A great brand is recognizable. You, a viewer, may have never read an author's books, or never tasted a company's coffee, or never driven a particular brand of vehicle. But you know their logos, you know their look and feel. You can recognize Starbucks, Apple, Toyota, Amazon, from many feet away - without ever having purchased on Amazon, used an Apple, driven a Toyota, or drank a single Latte.
Therefore, your brand must achieve recognizability in order to establish itself in the public consciousness. Your logo and appearance should be dynamic enough to withstand the test of time.
If purpose is at the core of every brand, culture is the heart of every great brand. Without culture, there is no community, there is no brand. Some brands have very narrowly, or limitedly, defined cultures. A brand with a culture that is broad can appeal to many demographics. The Beatles are a brand that have withstood the test of time, because their culture is so unique, diverse, and eclectic. Similarly, Starbucks has achieved a very particular culture, that gravitates people to its stores. Nonetheless, people outside of the scope of that culture will frequent their locations and drink their coffee.
The "Culture" of a brand cannot be forced, or contrived. When you produce the look and feel of your brand, with recognizability, with a shared purpose, the culture evolves naturally. Building your culture means constantly sharing, and constantly getting people excited about your brand. Historically, purpose is one of the strongest ways to spread a culture. But all of the points mentioned here are the basis of building a brand's culture, and therefore its ability to scale in the public consciousness.
Consistency with Spontaneity
Very simply, for your brand to be recognizable, share its purpose, and create a culture that will sustain its existence, it must have a unique alchemy of consistency and spontaneity. Your brand must achieve consistency, in that people know precisely what to expect when they get something from you. If someone comes to you, for your books, or music, they know not only the level of quality to expect, but also the taste. Similarly, if you own a thai restaurant, they're not going to expect cheese burgers, unless it has your own unique touch. With spontaneity, the greatest brands have achieved the ability to introduce new and exciting elements into what they offer their public, in completely unexpected ways. The greatest brands are not afraid to create new things, to break rules. So, if you own a Thai restaurant, people would never come to you for a Cheese Burger, but they might come to you for your own Thai Twist on the Panang Peanut Curry Salmon Burger with Avocado and Lime. I imagine, as a fan of Thai food, I would be quite excited to find that on the menu at my local Esan Thai.

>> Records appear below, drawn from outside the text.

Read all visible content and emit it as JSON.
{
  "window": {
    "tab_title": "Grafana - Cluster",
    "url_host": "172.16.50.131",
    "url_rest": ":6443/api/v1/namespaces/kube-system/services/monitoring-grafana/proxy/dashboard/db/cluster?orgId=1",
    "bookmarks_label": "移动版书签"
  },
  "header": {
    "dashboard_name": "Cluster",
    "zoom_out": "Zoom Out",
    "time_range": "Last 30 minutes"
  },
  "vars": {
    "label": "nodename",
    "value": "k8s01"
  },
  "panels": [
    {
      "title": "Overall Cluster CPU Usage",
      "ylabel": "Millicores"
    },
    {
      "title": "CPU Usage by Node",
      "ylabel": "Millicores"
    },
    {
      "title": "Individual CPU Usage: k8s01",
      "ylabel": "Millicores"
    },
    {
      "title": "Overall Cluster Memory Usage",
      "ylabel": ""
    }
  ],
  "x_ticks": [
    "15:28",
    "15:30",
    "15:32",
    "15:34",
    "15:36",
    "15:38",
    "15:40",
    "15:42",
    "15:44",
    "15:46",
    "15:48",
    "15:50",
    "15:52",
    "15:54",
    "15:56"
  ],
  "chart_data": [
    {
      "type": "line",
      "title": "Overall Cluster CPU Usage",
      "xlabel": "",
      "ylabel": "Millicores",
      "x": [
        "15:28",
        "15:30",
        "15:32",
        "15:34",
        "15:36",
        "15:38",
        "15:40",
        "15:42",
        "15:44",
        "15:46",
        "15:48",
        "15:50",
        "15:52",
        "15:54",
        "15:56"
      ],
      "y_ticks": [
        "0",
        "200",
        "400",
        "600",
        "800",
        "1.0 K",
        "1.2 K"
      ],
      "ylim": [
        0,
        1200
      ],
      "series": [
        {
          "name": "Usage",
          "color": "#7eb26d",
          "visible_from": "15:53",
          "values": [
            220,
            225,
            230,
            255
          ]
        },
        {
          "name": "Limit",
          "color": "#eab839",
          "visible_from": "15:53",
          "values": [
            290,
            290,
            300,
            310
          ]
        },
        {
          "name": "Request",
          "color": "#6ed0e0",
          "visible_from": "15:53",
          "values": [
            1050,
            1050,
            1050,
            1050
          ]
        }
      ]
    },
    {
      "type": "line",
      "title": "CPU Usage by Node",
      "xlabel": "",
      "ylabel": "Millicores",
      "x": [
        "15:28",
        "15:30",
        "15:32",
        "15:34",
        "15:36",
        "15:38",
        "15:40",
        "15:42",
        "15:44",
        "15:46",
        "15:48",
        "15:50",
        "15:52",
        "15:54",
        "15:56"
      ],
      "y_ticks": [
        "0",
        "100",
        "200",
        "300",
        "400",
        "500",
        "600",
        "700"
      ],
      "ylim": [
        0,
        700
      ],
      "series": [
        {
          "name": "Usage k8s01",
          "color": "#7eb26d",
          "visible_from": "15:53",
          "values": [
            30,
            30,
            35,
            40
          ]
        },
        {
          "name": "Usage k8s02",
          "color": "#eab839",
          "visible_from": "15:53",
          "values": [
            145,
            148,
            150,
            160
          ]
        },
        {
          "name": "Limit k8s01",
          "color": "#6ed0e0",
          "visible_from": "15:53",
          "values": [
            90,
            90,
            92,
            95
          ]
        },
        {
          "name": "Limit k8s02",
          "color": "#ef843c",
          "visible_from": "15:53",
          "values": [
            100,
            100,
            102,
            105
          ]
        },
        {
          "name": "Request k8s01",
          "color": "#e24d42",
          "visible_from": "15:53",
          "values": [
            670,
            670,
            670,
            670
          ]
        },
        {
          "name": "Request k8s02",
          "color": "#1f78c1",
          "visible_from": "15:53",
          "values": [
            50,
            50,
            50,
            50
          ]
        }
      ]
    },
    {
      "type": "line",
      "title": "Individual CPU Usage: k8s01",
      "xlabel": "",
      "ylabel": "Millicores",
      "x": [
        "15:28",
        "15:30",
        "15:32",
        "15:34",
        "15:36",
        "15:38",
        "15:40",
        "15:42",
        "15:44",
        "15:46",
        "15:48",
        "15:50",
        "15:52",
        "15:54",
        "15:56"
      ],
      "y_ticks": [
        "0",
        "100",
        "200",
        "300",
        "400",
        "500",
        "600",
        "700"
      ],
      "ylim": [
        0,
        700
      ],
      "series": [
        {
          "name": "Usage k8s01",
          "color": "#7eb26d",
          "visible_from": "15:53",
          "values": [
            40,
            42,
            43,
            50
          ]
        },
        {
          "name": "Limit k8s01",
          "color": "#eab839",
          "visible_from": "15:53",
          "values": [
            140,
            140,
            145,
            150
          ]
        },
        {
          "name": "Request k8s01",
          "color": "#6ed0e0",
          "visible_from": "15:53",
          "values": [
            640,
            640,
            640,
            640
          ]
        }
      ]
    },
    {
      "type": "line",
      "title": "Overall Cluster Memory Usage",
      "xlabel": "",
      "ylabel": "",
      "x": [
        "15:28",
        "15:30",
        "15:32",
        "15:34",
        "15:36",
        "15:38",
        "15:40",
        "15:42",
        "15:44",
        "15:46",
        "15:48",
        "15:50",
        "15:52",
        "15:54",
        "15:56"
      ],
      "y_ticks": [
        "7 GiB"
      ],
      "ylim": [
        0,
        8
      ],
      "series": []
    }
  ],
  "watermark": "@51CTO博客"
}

Accessibility & Connectivity
We recognize your brand, whether you're an author, a startup, a band, or a non-profit. We know your purpose, it's very clear. We are in tune with your culture. We know what to expect, and that there might be exciting surprises every once in a while. Is your brand accessible, and connected? Do I have to drive 50 miles to hear you play, to taste your food, to go to your book signing? The internet solves many of these common problems for some brands. An author, musician, or even a restaurant, may easily export their brand with social media and eCommerce. Ironically, some of the most remote brands, where we might get food, can be the most appealing. But this isn't the only definition of accessibility and connectivity. Is your brand Accessible, in the sense that, do people get your brand? As a prospect follower of your brands culture and purpose, with no past experience of your brand, can I easily access what your brand has to offer? Furthermore, your brand has no culture, or existence whatsoever, if its not connected. You must be integrated in whatever ways possible so that people can connect with you - otherwise how can they eat your food, hear your music, read your books, or donate to your cause? Make sure that you have an outstanding website, and social media presence, whereby people can connect with your brand.